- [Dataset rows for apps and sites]
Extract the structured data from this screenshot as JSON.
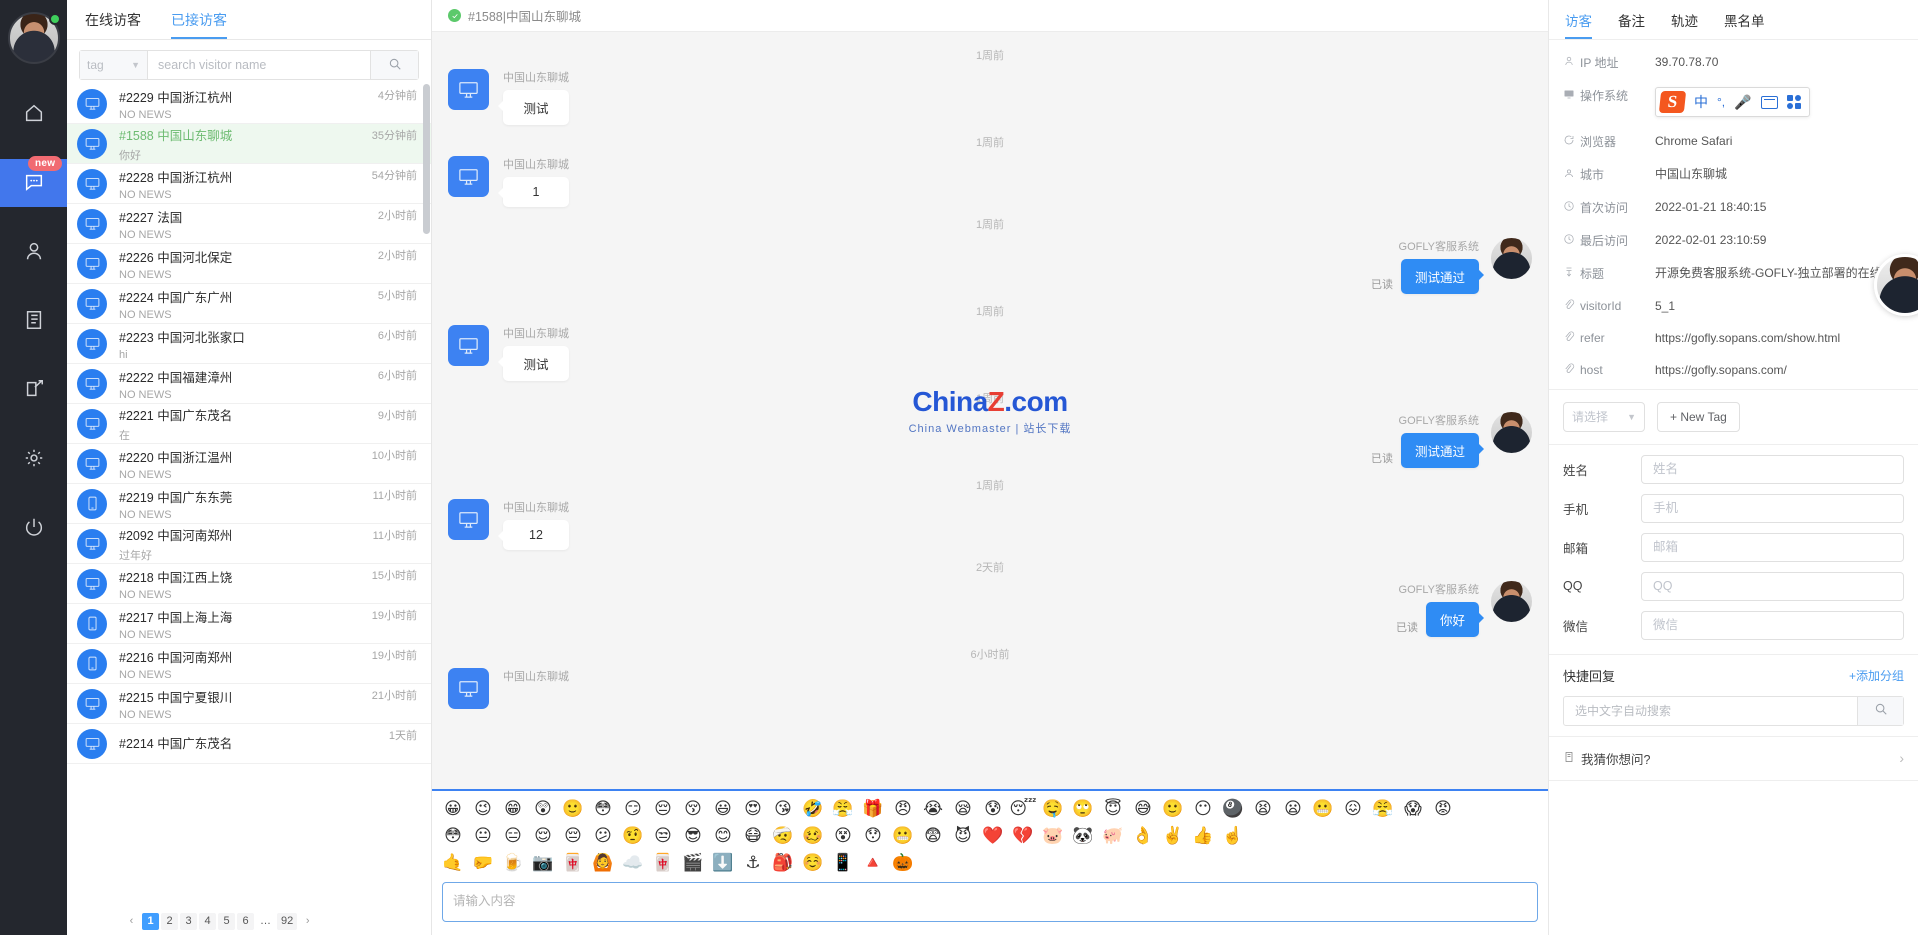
{
  "rail": {
    "avatar": "agent-avatar",
    "status": "online",
    "badge": "new",
    "items": [
      {
        "icon": "home-icon",
        "name": "home",
        "active": false
      },
      {
        "icon": "chat-icon",
        "name": "chat",
        "active": true
      },
      {
        "icon": "user-icon",
        "name": "users",
        "active": false
      },
      {
        "icon": "list-icon",
        "name": "records",
        "active": false
      },
      {
        "icon": "edit-icon",
        "name": "compose",
        "active": false
      },
      {
        "icon": "gear-icon",
        "name": "settings",
        "active": false
      },
      {
        "icon": "power-icon",
        "name": "logout",
        "active": false
      }
    ]
  },
  "visitor_panel": {
    "tabs": [
      {
        "label": "在线访客",
        "active": false
      },
      {
        "label": "已接访客",
        "active": true
      }
    ],
    "tag_filter": "tag",
    "search_placeholder": "search visitor name",
    "search_value": "",
    "rows": [
      {
        "name": "#2229 中国浙江杭州",
        "msg": "NO NEWS",
        "time": "4分钟前",
        "device": "desktop",
        "active": false
      },
      {
        "name": "#1588 中国山东聊城",
        "msg": "你好",
        "time": "35分钟前",
        "device": "desktop",
        "active": true
      },
      {
        "name": "#2228 中国浙江杭州",
        "msg": "NO NEWS",
        "time": "54分钟前",
        "device": "desktop",
        "active": false
      },
      {
        "name": "#2227 法国",
        "msg": "NO NEWS",
        "time": "2小时前",
        "device": "desktop",
        "active": false
      },
      {
        "name": "#2226 中国河北保定",
        "msg": "NO NEWS",
        "time": "2小时前",
        "device": "desktop",
        "active": false
      },
      {
        "name": "#2224 中国广东广州",
        "msg": "NO NEWS",
        "time": "5小时前",
        "device": "desktop",
        "active": false
      },
      {
        "name": "#2223 中国河北张家口",
        "msg": "hi",
        "time": "6小时前",
        "device": "desktop",
        "active": false
      },
      {
        "name": "#2222 中国福建漳州",
        "msg": "NO NEWS",
        "time": "6小时前",
        "device": "desktop",
        "active": false
      },
      {
        "name": "#2221 中国广东茂名",
        "msg": "在",
        "time": "9小时前",
        "device": "desktop",
        "active": false
      },
      {
        "name": "#2220 中国浙江温州",
        "msg": "NO NEWS",
        "time": "10小时前",
        "device": "desktop",
        "active": false
      },
      {
        "name": "#2219 中国广东东莞",
        "msg": "NO NEWS",
        "time": "11小时前",
        "device": "mobile",
        "active": false
      },
      {
        "name": "#2092 中国河南郑州",
        "msg": "过年好",
        "time": "11小时前",
        "device": "desktop",
        "active": false
      },
      {
        "name": "#2218 中国江西上饶",
        "msg": "NO NEWS",
        "time": "15小时前",
        "device": "desktop",
        "active": false
      },
      {
        "name": "#2217 中国上海上海",
        "msg": "NO NEWS",
        "time": "19小时前",
        "device": "mobile",
        "active": false
      },
      {
        "name": "#2216 中国河南郑州",
        "msg": "NO NEWS",
        "time": "19小时前",
        "device": "mobile",
        "active": false
      },
      {
        "name": "#2215 中国宁夏银川",
        "msg": "NO NEWS",
        "time": "21小时前",
        "device": "desktop",
        "active": false
      },
      {
        "name": "#2214 中国广东茂名",
        "msg": "",
        "time": "1天前",
        "device": "desktop",
        "active": false
      }
    ],
    "pagination": {
      "prev": "‹",
      "next": "›",
      "pages": [
        "1",
        "2",
        "3",
        "4",
        "5",
        "6",
        "…",
        "92"
      ],
      "current": "1"
    }
  },
  "chat": {
    "header_title": "#1588|中国山东聊城",
    "watermark": {
      "c": "China",
      "z": "Z",
      "dot": ".com",
      "sub": "China Webmaster | 站长下载"
    },
    "messages": [
      {
        "ts": "1周前",
        "side": "in",
        "who": "中国山东聊城",
        "text": "测试",
        "read": ""
      },
      {
        "ts": "1周前",
        "side": "in",
        "who": "中国山东聊城",
        "text": "1",
        "read": ""
      },
      {
        "ts": "1周前",
        "side": "out",
        "who": "GOFLY客服系统",
        "text": "测试通过",
        "read": "已读"
      },
      {
        "ts": "1周前",
        "side": "in",
        "who": "中国山东聊城",
        "text": "测试",
        "read": ""
      },
      {
        "ts": "1周前",
        "side": "out",
        "who": "GOFLY客服系统",
        "text": "测试通过",
        "read": "已读"
      },
      {
        "ts": "1周前",
        "side": "in",
        "who": "中国山东聊城",
        "text": "12",
        "read": ""
      },
      {
        "ts": "2天前",
        "side": "out",
        "who": "GOFLY客服系统",
        "text": "你好",
        "read": "已读"
      },
      {
        "ts": "6小时前",
        "side": "in",
        "who": "中国山东聊城",
        "text": "",
        "read": ""
      }
    ],
    "emoji_rows": [
      [
        "😀",
        "😉",
        "😁",
        "😲",
        "🙂",
        "😳",
        "😏",
        "😔",
        "😚",
        "😃",
        "😍",
        "😘",
        "🤣",
        "😤",
        "🎁",
        "😠",
        "😭",
        "😪",
        "😰",
        "😴",
        "🤤",
        "🙄",
        "😇",
        "😅",
        "🙂",
        "😶",
        "🎱",
        "😫",
        "😦",
        "😬",
        "😖",
        "😤",
        "😱",
        "😡"
      ],
      [
        "😳",
        "😐",
        "😑",
        "😌",
        "😔",
        "😕",
        "🤨",
        "😒",
        "😎",
        "😊",
        "😷",
        "🤕",
        "🥴",
        "😵",
        "😯",
        "😬",
        "😨",
        "😈",
        "❤️",
        "💔",
        "🐷",
        "🐼",
        "🐖",
        "👌",
        "✌️",
        "👍",
        "☝️"
      ],
      [
        "🤙",
        "🤛",
        "🍺",
        "📷",
        "🀄",
        "🙆",
        "☁️",
        "🀄",
        "🎬",
        "⬇️",
        "⚓",
        "🎒",
        "☺️",
        "📱",
        "🔺",
        "🎃"
      ]
    ],
    "composer_placeholder": "请输入内容",
    "composer_value": ""
  },
  "right_panel": {
    "tabs": [
      {
        "label": "访客",
        "active": true
      },
      {
        "label": "备注",
        "active": false
      },
      {
        "label": "轨迹",
        "active": false
      },
      {
        "label": "黑名单",
        "active": false
      }
    ],
    "info": [
      {
        "icon": "user-icon",
        "label": "IP 地址",
        "value": "39.70.78.70"
      },
      {
        "icon": "monitor-icon",
        "label": "操作系统",
        "value": "",
        "ime": true
      },
      {
        "icon": "browser-icon",
        "label": "浏览器",
        "value": "Chrome Safari"
      },
      {
        "icon": "city-icon",
        "label": "城市",
        "value": "中国山东聊城"
      },
      {
        "icon": "clock-icon",
        "label": "首次访问",
        "value": "2022-01-21 18:40:15"
      },
      {
        "icon": "clock-icon",
        "label": "最后访问",
        "value": "2022-02-01 23:10:59"
      },
      {
        "icon": "tag-icon",
        "label": "标题",
        "value": "开源免费客服系统-GOFLY-独立部署的在线客服系统源"
      },
      {
        "icon": "link-icon",
        "label": "visitorId",
        "value": "5_1"
      },
      {
        "icon": "link-icon",
        "label": "refer",
        "value": "https://gofly.sopans.com/show.html"
      },
      {
        "icon": "link-icon",
        "label": "host",
        "value": "https://gofly.sopans.com/"
      }
    ],
    "ime_bar": {
      "logo": "S",
      "items": [
        "中",
        "°,",
        "mic-icon",
        "keyboard-icon",
        "grid-icon"
      ]
    },
    "tag_select_placeholder": "请选择",
    "new_tag_label": "+ New Tag",
    "form": [
      {
        "label": "姓名",
        "placeholder": "姓名",
        "value": ""
      },
      {
        "label": "手机",
        "placeholder": "手机",
        "value": ""
      },
      {
        "label": "邮箱",
        "placeholder": "邮箱",
        "value": ""
      },
      {
        "label": "QQ",
        "placeholder": "QQ",
        "value": ""
      },
      {
        "label": "微信",
        "placeholder": "微信",
        "value": ""
      }
    ],
    "quick_reply": {
      "title": "快捷回复",
      "add_group": "+添加分组",
      "search_placeholder": "选中文字自动搜索",
      "search_value": "",
      "guess_label": "我猜你想问?"
    }
  },
  "colors": {
    "accent": "#409eff",
    "bubble_blue": "#2f8cf4",
    "rail_bg": "#24272e",
    "active_row": "#eef8ef",
    "badge_red": "#f16b72",
    "online_green": "#3fcf5c"
  }
}
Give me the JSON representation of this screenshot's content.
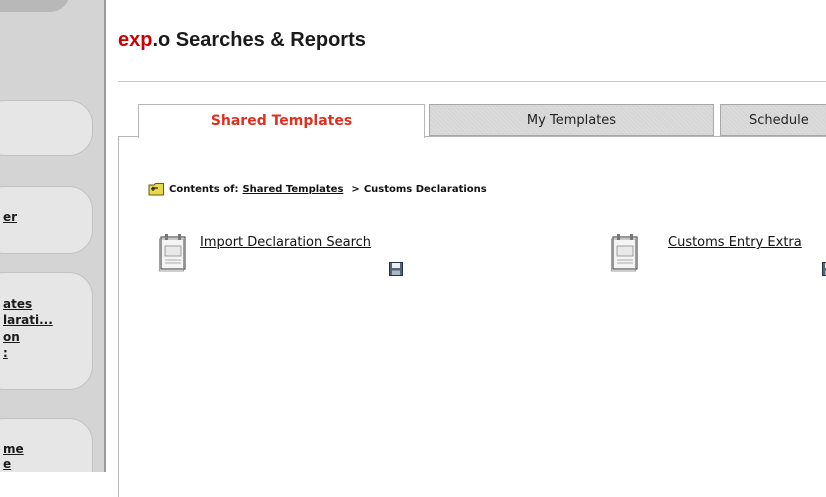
{
  "app": {
    "brand": "exp",
    "title_rest": ".o Searches & Reports"
  },
  "sidebar": {
    "items": [
      {
        "label": "er"
      },
      {
        "label": "ates"
      },
      {
        "label": "larati..."
      },
      {
        "label": "on"
      },
      {
        "label": ":"
      },
      {
        "label": "me"
      },
      {
        "label": "e"
      }
    ]
  },
  "tabs": [
    {
      "label": "Shared Templates",
      "active": true
    },
    {
      "label": "My Templates",
      "active": false
    },
    {
      "label": "Schedule",
      "active": false
    }
  ],
  "breadcrumb": {
    "prefix": "Contents of:",
    "root_link": "Shared Templates",
    "separator": ">",
    "current": "Customs Declarations"
  },
  "templates": [
    {
      "name": "Import Declaration Search",
      "icon": "report-document-icon",
      "action_icon": "save-icon"
    },
    {
      "name": "Customs Entry Extra",
      "icon": "report-document-icon",
      "action_icon": "save-icon"
    }
  ],
  "colors": {
    "brand": "#cc0000",
    "active_tab": "#e03020",
    "sidebar_bg": "#d4d4d4"
  }
}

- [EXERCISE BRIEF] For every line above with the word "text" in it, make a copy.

- [ANSWER TO THIS PROBLEM]
        "text": "测试",
        "text": "1",
        "text": "测试通过",
        "text": "测试",
        "text": "测试通过",
        "text": "12",
        "text": "你好",
        "text": "",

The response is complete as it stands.